Next came his royal breaststroke highness Adam Peaty who denied all challengers, first of all Arno Kamminga who set his eyes on the Brit’s throne as he posted a couple of great times recently. However, Peaty, far from his peak, still ruled the field, bettered the Dutch on both laps to win by 0.44sec. Though Kamminga ended the Brits’ streak of booking the top two spots in three straight editions, James Wilby, runner-up in London 2016, still finished on the podium.

What was usually the ‘Sarah Sjostrom Day’ at the previous Europeans, where the Swedish star doubled down the 100m fly and later the 50m free, now turned into a wide open race since Queen Sarah broke her elbow in the winter and opted to train now instead of competing. In the fly event, after the semis compatriot Louise Hansson seemed to have a good chance to save the gold for Sweden but at the end she had to settle for the bronze. Stunningly, the title was shared by France’s Marie Wattel and Greece’s Anna Ntountounaki. The Greek victor was so stunned that she was crying for long minutes in the mixed zone before she could translate her feelings into words.

On the contrary, winning was a kind of business as usual for the champions of the dash events in this session. In fact, setting a new world record seems to have also become a daily routine for Kliment Kolesnikov as the Russian bettered his own mark again in the 50m back – on Monday he came 23.93, now he clocked 23.80, a great way to earn two times 10 thousand Euros as LEN offers WR bonuses at the championships as usual. Romania’s Andrei- Robert Glinta and Spain’s Hugo Gonzalez surfaced at the same junior Worlds, in Singapore 2015 – now they collected some senior silverware by claiming the minor spoils.

Soon Ranomi Kromowidjojo proved her greatness once more. Though she had bad luck with long-course Europeans, mostly due to health problems (has 17 medals from l/c Worlds, 22 from s/c Worlds, 26 from s/c Europeans but only 9 from the previous editions of l/c Euros) – now she won the speeding contest. Kromowidjojo gained 0.20 of Danish Olympic title-holder Pernille Blume and Poland’s Katarzyna Wasick – they were tied for the silver (the third dead-race for the medals in two days). Ranomi snatched her first European title 13 years ago, as member of the Dutch free relay in Eindhoven – here she demonstrated that age is just a statistical data. Other stats show that now she was faster (23.97) than her winning time in London at the 2008 Olympics (24.05) and at the 2016 Europeans (24.07).

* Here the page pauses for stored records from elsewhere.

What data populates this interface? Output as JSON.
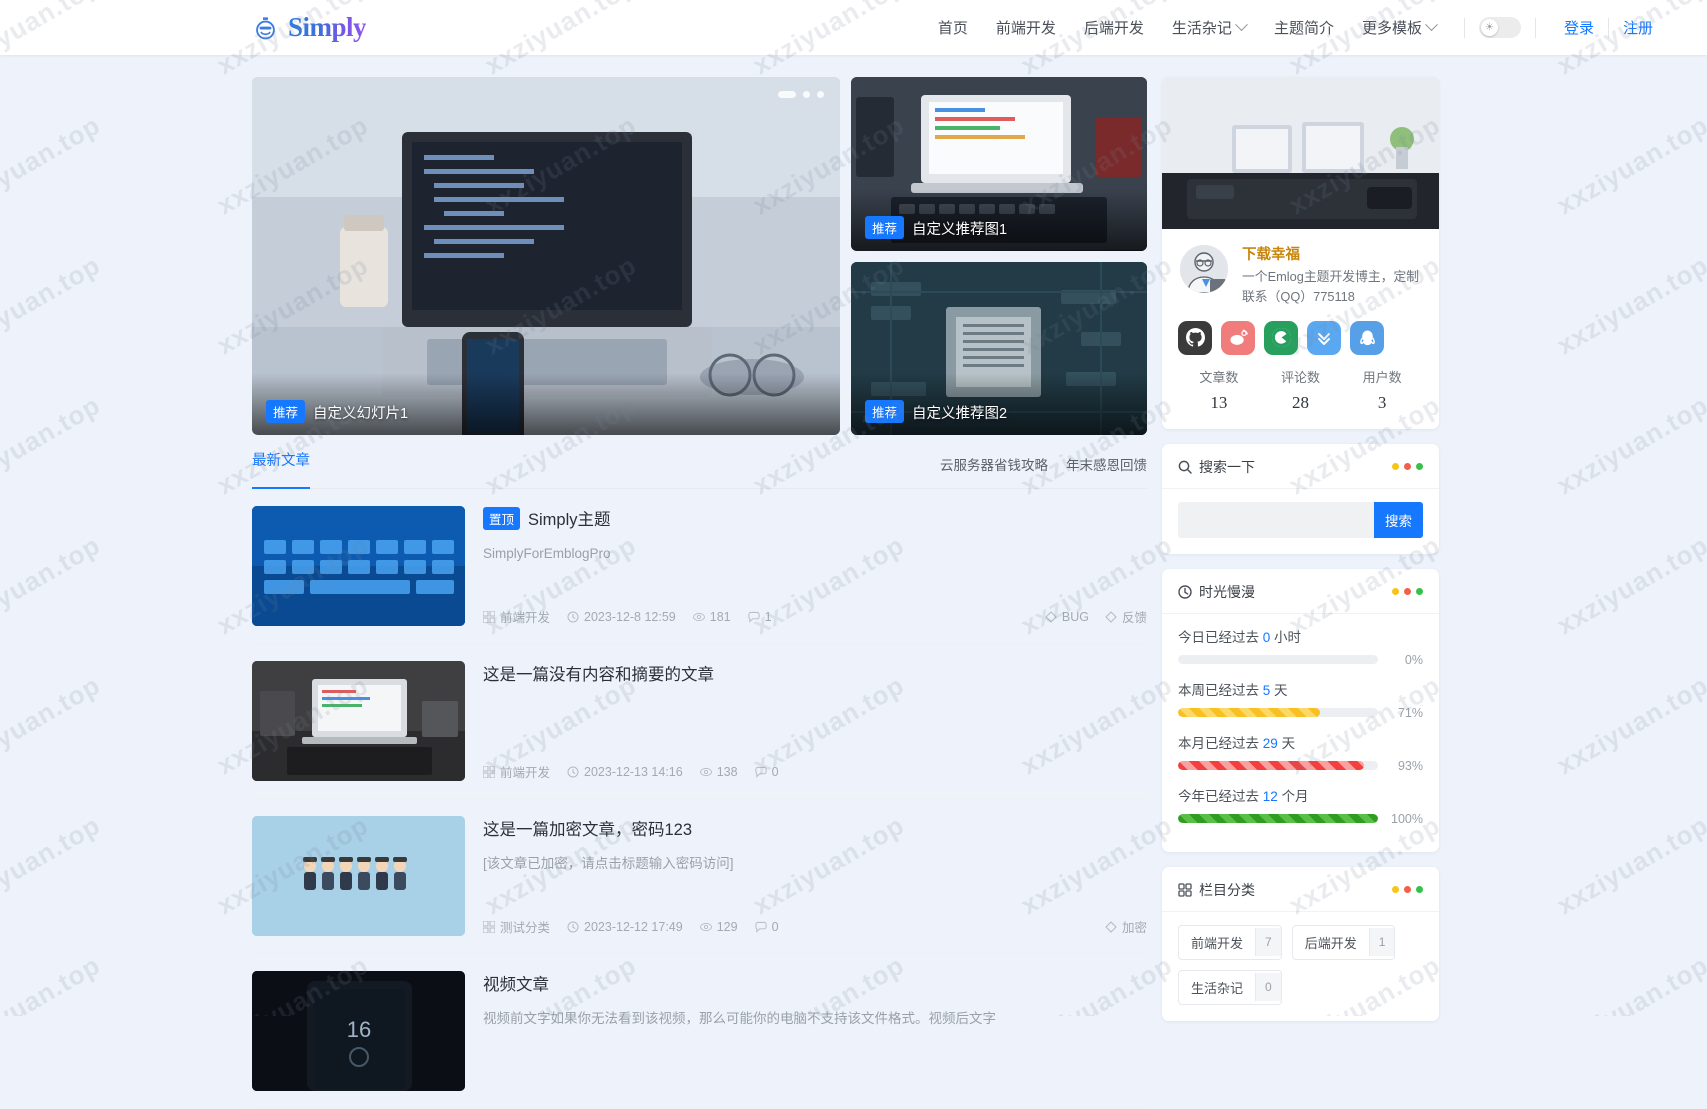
{
  "header": {
    "logo_text": "Simply",
    "logo_icon": "smiley-face-icon",
    "nav": [
      {
        "label": "首页",
        "has_chevron": false
      },
      {
        "label": "前端开发",
        "has_chevron": false
      },
      {
        "label": "后端开发",
        "has_chevron": false
      },
      {
        "label": "生活杂记",
        "has_chevron": true
      },
      {
        "label": "主题简介",
        "has_chevron": false
      },
      {
        "label": "更多模板",
        "has_chevron": true
      }
    ],
    "theme_toggle_icon": "sun-icon",
    "login_label": "登录",
    "register_label": "注册",
    "accent_color": "#1677ff"
  },
  "hero": {
    "slide": {
      "badge": "推荐",
      "title": "自定义幻灯片1"
    },
    "features": [
      {
        "badge": "推荐",
        "title": "自定义推荐图1"
      },
      {
        "badge": "推荐",
        "title": "自定义推荐图2"
      }
    ]
  },
  "list": {
    "tabs": [
      {
        "label": "最新文章",
        "active": true
      }
    ],
    "head_links": [
      "云服务器省钱攻略",
      "年末感恩回馈"
    ],
    "posts": [
      {
        "sticky_badge": "置顶",
        "title": "Simply主题",
        "excerpt": "SimplyForEmblogPro",
        "category": "前端开发",
        "date": "2023-12-8 12:59",
        "views": "181",
        "comments": "1",
        "tags": [
          "BUG",
          "反馈"
        ]
      },
      {
        "sticky_badge": "",
        "title": "这是一篇没有内容和摘要的文章",
        "excerpt": "",
        "category": "前端开发",
        "date": "2023-12-13 14:16",
        "views": "138",
        "comments": "0",
        "tags": []
      },
      {
        "sticky_badge": "",
        "title": "这是一篇加密文章，密码123",
        "excerpt": "[该文章已加密，请点击标题输入密码访问]",
        "category": "测试分类",
        "date": "2023-12-12 17:49",
        "views": "129",
        "comments": "0",
        "tags": [
          "加密"
        ]
      },
      {
        "sticky_badge": "",
        "title": "视频文章",
        "excerpt": "视频前文字如果你无法看到该视频，那么可能你的电脑不支持该文件格式。视频后文字",
        "category": "",
        "date": "",
        "views": "",
        "comments": "",
        "tags": []
      }
    ]
  },
  "sidebar": {
    "profile": {
      "name": "下载幸福",
      "desc": "一个Emlog主题开发博主，定制联系（QQ）775118",
      "socials": [
        {
          "name": "github-icon",
          "color": "#3b3b3b",
          "glyph": "⌬"
        },
        {
          "name": "weibo-icon",
          "color": "#f07c7c",
          "glyph": "◕"
        },
        {
          "name": "csdn-icon",
          "color": "#27a05e",
          "glyph": "C"
        },
        {
          "name": "chevrons-down-icon",
          "color": "#5aa8f2",
          "glyph": "⌄"
        },
        {
          "name": "qq-icon",
          "color": "#57a0e8",
          "glyph": "🐧"
        }
      ],
      "stats": [
        {
          "label": "文章数",
          "value": "13"
        },
        {
          "label": "评论数",
          "value": "28"
        },
        {
          "label": "用户数",
          "value": "3"
        }
      ]
    },
    "search": {
      "title": "搜索一下",
      "icon": "search-icon",
      "input_value": "",
      "placeholder": "",
      "button_label": "搜索"
    },
    "time": {
      "title": "时光慢漫",
      "icon": "clock-icon",
      "rows": [
        {
          "prefix": "今日已经过去",
          "value": "0",
          "suffix": "小时",
          "percent": "0%",
          "fill": 0,
          "style": "none"
        },
        {
          "prefix": "本周已经过去",
          "value": "5",
          "suffix": "天",
          "percent": "71%",
          "fill": 71,
          "style": "yellow"
        },
        {
          "prefix": "本月已经过去",
          "value": "29",
          "suffix": "天",
          "percent": "93%",
          "fill": 93,
          "style": "red"
        },
        {
          "prefix": "今年已经过去",
          "value": "12",
          "suffix": "个月",
          "percent": "100%",
          "fill": 100,
          "style": "green"
        }
      ]
    },
    "categories": {
      "title": "栏目分类",
      "icon": "grid-icon",
      "items": [
        {
          "name": "前端开发",
          "count": "7"
        },
        {
          "name": "后端开发",
          "count": "1"
        },
        {
          "name": "生活杂记",
          "count": "0"
        }
      ]
    },
    "window_dots": [
      {
        "color": "#f5c518"
      },
      {
        "color": "#f2604c"
      },
      {
        "color": "#35c14a"
      }
    ]
  },
  "watermark_text": "xxziyuan.top"
}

In the session-closing mixed 4x200m free relay – a special event, contested only at the long-course Europeans – Great Britain bagged another gold after having come first in the 4x100m free relay among the women a day earlier. The Brits bested the Italians and the Russians with ease so they are topping the medal chart with 6 in total after two days, three of them gold.